I recently realized that I have some stories I am holding onto too tightly: stories around my relationship with my weight and my relationship with my mother. They are inextricably tied together and both are weighing me down. I need to write the stories and lay the feelings to rest so that I can move on. I will do this in private, on the pages of my journal; the blank page and my curious cat the only witnesses to the healing taking place. I don’t need to share this healing, although it may show up in a memoir or on this blog some day. For now, I turn to writing to heal myself. I don’t want to see the tears on my daughter’s self-portrait.

healing power of writing

Ways to give your writing healing powers:

  • Be gentle with yourself this week. Take some time to write in your journal and focus on what IS working in your life.

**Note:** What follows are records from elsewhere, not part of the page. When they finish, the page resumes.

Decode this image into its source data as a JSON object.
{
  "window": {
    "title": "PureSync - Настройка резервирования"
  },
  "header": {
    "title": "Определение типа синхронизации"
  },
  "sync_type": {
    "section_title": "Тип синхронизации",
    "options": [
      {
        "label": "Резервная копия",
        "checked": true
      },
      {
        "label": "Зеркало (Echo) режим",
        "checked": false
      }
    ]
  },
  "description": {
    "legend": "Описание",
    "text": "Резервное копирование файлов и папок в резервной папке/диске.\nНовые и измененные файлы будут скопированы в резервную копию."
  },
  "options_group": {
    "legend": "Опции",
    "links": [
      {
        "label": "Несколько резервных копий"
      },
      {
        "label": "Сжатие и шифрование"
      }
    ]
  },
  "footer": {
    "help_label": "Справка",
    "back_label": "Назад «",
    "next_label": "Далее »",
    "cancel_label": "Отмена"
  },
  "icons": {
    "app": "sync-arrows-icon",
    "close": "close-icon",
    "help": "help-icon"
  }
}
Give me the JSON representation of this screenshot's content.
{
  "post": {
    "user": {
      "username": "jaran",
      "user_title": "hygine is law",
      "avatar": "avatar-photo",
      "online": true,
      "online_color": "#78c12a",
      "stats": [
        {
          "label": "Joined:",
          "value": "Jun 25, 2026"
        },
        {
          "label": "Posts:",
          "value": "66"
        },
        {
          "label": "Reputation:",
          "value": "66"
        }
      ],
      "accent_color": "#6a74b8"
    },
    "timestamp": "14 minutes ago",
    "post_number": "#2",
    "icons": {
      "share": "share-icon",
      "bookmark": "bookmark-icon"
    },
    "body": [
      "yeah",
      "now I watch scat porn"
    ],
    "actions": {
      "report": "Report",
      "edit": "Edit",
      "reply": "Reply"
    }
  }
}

It can be very healing to remember everything you have to be grateful for.
  • Practice writing parts of your story: who are you angry at? what sadness are you ready to release? What are you forgetting to honor or celebrate in your life? Write in short 15 minute spurts. If it feels too hard, shut the journal and walk away. Call a friend or hug your child. Bring yourself back to the present.
  • Remember that no one will read this but you. You journal is your safe place to write it all down and release the tension that may have been lingering for years. The healing can only happen if you allow it to.

This post ended up being more serious than intended. I also write because it is fun for me and I love exploring my relationship with myself and others. I often sit down to write and just allow whatever wants to come out, come out. Sometimes it surprises me. Thank you for listening and being here with me.

If you find that you want to share your stories and need a safe place to share, to grow and create a better vision for your life than what you are currently living, I have a 90-day coaching program just for you. I work with women who realize that they need to make changes in their life or their business but need a clearer roadmap to make that happen. The women I work with are creative, passionate and love serving others but aren’t doing a great job of serving themselves. Does this sound like you? Let’s talk.